What does this New Deal 3.0 consist of?
First, we should greatly improve our broad-based economic supports to ensure greater security. We should do this to such a great extent that we can wind down means-tested programs. One policy cluster gets bigger and stronger and better while the other shrinks and perhaps disappears.
Then, we need to improve the market regulatory system to address harm to the environment and mitigate climate change, protect workers from the epidemic of wage theft, and better guard against another Great Recession. We want a system where people succeed not from exploitation or forming cartels, but where producers make money because they make products that are efficient. This would also involve a move away from picking winners and losers and winding down policies that promote market manipulation.
In essence, you have four clusters of polices wound down to two with broad-based security guarantees and market regulations getting bigger and stronger.

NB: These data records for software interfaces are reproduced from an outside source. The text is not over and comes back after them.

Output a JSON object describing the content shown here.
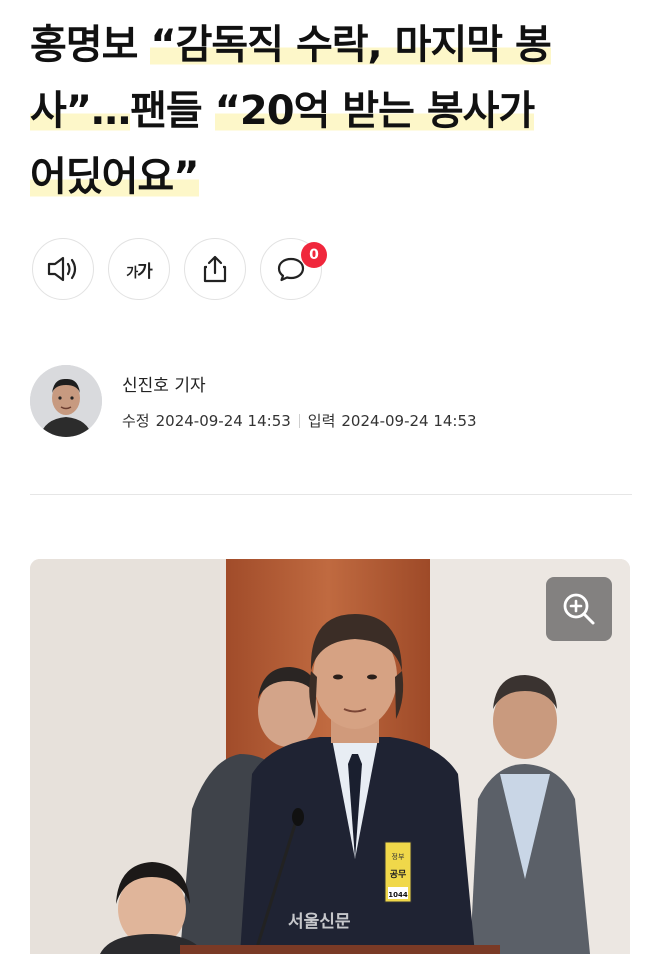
{
  "article": {
    "headline": {
      "line1_plain": "홍명보 ",
      "line1_hl": "“감독직 수락, 마지막 봉",
      "line2_hl1": "사”…",
      "line2_plain": "팬들 ",
      "line2_hl2": "“20억 받는 봉사가",
      "line3_hl": "어딨어요”"
    },
    "actions": {
      "font_label_small": "가",
      "font_label_large": "가",
      "comment_count": "0"
    },
    "author": {
      "name": "신진호 기자",
      "modified_label": "수정",
      "modified_date": "2024-09-24 14:53",
      "published_label": "입력",
      "published_date": "2024-09-24 14:53"
    },
    "photo": {
      "badge_label": "공무",
      "badge_number": "1044",
      "watermark": "서울신문"
    }
  },
  "colors": {
    "highlight": "#fdf7c9",
    "badge": "#f0273c"
  },
  "icons": {
    "listen": "speaker-icon",
    "font": "font-size-icon",
    "share": "share-icon",
    "comment": "comment-icon",
    "zoom": "zoom-in-icon"
  }
}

Can you talk a little more about the specific polices around poverty and opportunity that you have in mind?
The improvements related to poverty are mostly within the first cluster and are derived through empirical research. Back in the 1990s, I and others worked with the Urban Institute and MDRC to pilot a program in Milwaukee called New Hope that looked at what would happen if you guaranteed participants access to a wage-paying community service job, a larger EITC, health insurance and subsidized childcare. Those four things led to enormous improvements across the board for participants including a nearly twofold increase in marriage rates.
In my book I lay out an even broader restructuring of economic security programs with fourteen key elements including a 40-hour per week wage-paying job; raising the minimum wage and then adjusting it for inflation; guaranteed paid leave and childcare; and strengthening collective bargaining.
If we do all that, I think we can push the poverty rate down to a residual 2-3%.
Do you see the specific policies you lay out as realistic in the near-term or more as something to aspire towards?
What I’m trying to do in this book is say let’s not just throw pieces of the puzzle down on the table and think they will come together. Let’s have a vision of where we want to get to and head towards it.
The history of our country is one of incremental pragmatism. On the other hand, it’s clear that big fundamental changes in our system are possible at key points in history. I think we can move towards a bold vision but recognize pragmatic steps for getting there.
We’re in the middle of a campaign with lots of new policy proposals being presented. Do you see examples of candidates or politician’s writ large advocating for the kind of vision you outline here?
I do. I think there are a lot of good ideas even in cases where I don’t agree with all the details. There was a discussion at the last debate around a federal jobs guarantee (which is not the language I’d use since I think it should be a guarantee of 40 hours of paid work rather than a specific job) but they were focused around a proposal that is central to my vision.
And even on the Republican side, I’m not a big fan of the recent tax bill, but the idea of expanding the child tax credit is very close to what I’ve bene pushing for with the EITC.
So a lot of these things are in the wind, in the works, and in the debates—and that’s exactly what I’m urging.
David Riemer has worked on creating public policy change at both the state and national level. A graduate of Harvard Law School, he has held legal, budget, and policymaking positions with a former Mayor of Milwaukee, two former governors of Wisconsin, and the late Senator Edward Kennedy. His new book Putting Government in Its Place: The Case for a New Deal 3.0 is available through HenschelHAUS Books.